My husband, John, DOES envision what a science like that could mean. John believes a science which helps us love deeply, widely, and consistently would mean nothing less than…world peace...and also a bunch of happiness, awe, and wonder. And John does work at seeing others with a warm-hearted positivity, with curiosity, connectedness, interest, tenderness…whatever he can muster up at the time.
And…what heartens me about learning this science of love is that is works for anyone. You can be single, married, old, young, losing your job, moving into a nursing home, surrounded by loads of folks, experiencing a terminal illness, walking in nature, or sitting alone on a park bench, drinking a cup of tea, or just noticing with interest your breath. We can be curious about all the raw material life offers up - a tree, a rock, a cloud.

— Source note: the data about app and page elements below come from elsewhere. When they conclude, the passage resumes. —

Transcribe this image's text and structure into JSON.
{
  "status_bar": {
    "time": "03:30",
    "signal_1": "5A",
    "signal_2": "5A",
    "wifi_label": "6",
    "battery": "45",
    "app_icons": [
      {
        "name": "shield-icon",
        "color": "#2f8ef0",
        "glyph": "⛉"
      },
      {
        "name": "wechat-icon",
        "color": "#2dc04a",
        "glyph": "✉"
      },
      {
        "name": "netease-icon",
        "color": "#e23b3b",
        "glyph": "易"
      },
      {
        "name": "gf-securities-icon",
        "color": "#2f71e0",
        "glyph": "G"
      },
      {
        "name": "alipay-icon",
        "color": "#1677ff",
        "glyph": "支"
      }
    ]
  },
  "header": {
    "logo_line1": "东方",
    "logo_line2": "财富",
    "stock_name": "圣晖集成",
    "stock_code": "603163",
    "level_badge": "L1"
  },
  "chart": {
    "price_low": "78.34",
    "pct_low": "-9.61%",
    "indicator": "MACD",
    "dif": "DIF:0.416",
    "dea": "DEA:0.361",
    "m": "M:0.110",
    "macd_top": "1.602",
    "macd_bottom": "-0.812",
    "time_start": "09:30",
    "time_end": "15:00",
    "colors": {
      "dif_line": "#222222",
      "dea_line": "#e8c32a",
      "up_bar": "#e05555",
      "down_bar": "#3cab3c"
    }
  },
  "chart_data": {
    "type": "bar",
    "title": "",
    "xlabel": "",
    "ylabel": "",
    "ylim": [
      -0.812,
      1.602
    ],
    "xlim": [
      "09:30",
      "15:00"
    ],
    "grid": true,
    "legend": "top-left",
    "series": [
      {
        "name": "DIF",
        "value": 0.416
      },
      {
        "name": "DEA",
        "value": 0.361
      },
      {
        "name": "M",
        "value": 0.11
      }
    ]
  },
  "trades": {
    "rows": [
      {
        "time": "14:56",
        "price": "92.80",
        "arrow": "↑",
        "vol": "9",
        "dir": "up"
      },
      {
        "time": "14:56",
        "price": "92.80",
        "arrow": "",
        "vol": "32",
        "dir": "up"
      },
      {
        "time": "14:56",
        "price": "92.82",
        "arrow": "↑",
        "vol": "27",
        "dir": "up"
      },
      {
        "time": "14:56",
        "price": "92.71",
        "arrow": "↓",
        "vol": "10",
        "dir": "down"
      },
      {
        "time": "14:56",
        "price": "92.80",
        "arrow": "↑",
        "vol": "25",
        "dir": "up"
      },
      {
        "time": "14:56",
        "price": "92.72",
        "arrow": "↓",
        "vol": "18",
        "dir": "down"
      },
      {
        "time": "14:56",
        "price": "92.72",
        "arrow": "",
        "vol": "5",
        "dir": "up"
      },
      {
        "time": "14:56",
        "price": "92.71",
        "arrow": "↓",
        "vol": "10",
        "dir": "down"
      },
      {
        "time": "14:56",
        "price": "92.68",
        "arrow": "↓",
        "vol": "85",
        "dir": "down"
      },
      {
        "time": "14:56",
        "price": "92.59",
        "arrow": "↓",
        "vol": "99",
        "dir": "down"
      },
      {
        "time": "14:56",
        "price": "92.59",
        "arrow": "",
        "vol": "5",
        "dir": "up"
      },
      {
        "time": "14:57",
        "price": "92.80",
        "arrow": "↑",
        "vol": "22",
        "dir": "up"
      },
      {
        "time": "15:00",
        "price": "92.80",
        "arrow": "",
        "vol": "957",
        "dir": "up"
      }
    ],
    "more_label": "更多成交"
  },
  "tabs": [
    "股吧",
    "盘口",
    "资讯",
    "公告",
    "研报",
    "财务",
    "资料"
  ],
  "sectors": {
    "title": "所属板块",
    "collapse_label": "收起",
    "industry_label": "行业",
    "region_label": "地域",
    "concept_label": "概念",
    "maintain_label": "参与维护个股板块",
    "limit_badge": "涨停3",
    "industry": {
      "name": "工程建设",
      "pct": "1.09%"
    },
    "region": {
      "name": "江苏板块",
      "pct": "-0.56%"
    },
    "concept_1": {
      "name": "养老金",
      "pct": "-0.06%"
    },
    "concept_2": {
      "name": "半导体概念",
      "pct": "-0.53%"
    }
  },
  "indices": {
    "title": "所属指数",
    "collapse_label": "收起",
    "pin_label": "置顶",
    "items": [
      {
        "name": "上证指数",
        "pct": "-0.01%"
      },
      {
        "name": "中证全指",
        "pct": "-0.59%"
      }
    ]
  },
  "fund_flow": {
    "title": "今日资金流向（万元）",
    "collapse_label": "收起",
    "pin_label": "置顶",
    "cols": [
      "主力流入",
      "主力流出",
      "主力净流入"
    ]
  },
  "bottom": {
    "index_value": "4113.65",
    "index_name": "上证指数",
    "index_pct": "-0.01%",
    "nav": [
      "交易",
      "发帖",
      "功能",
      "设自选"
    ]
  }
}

Andrews writes about just imagining living our current lives, but only adding the practice of loving deeply and widely and continually…delighting in the warmth of our morning shower, relishing the smell of breakfast cooking, enjoying driving the highway, feeling bonds of cooperation with co-workers…just deeply appreciating whatever is at hand. He goes further encouraging us to visualize our lives, doing our activities with warmth, wonder, and sensitivity.
Then, Andrews exhorts us to give up the idea I mentioned earlier that we can only love in reaction to something desirable that happens to us or when we have an encounter with something particularly worthy of our love.
We are not likely to find the good life in the pursuit of finding more lovable objects. Rather the work for us to do is with ourselves. It is our skill and our will that creates more love. The lovable is not scarce; it’s everywhere. Our job is to see it that way.
Now I’m not saying this is easy. It takes lots of practice, I imagine. Starting with goldfish and trees, rocks, and clouds. Andrews reminds us that becoming an expert at loving is like becoming an expert at any other complex skill. It takes practice and commitment.
One way that John and I have taken baby steps toward this with each other is to start most days by facing each other, looking at each other in the eyes, and repeating, “I see the good in you. You bless me. I love you.” We switch it up a bit sometimes, but that’s the basic idea.
One time we were doing this while some of our grandchildren were around. The youngest one came over to us with his thumb and forefinger encircling each of his eyes (like he was holding binoculars). It looked something like this photo.
“Sometimes you have to look really close to see the good in people,” he said. So true.
Later that day, the kids and we too were having trouble getting along. I looked at them in true consternation. “What should we do?”
One of them said, “Let’s look for the good in each other.” We all took turns facing each other individually, locking eyes, and saying, “I see the good in you.” It kinda worked. We cooled down and gave our irritation a back seat anyway.
Okay. A big job. Complex work. Sometimes it may take imagining that we can see through the lens of love. It’s worth a try. Today. Right now. Let the learning begin. I’m giving up Law and Order for a while and looking at trees, rocks, and clouds. Speaking of clouds...this is my view tonight. I only had to look.
How might we learn how to love and journey together up to The Good Life?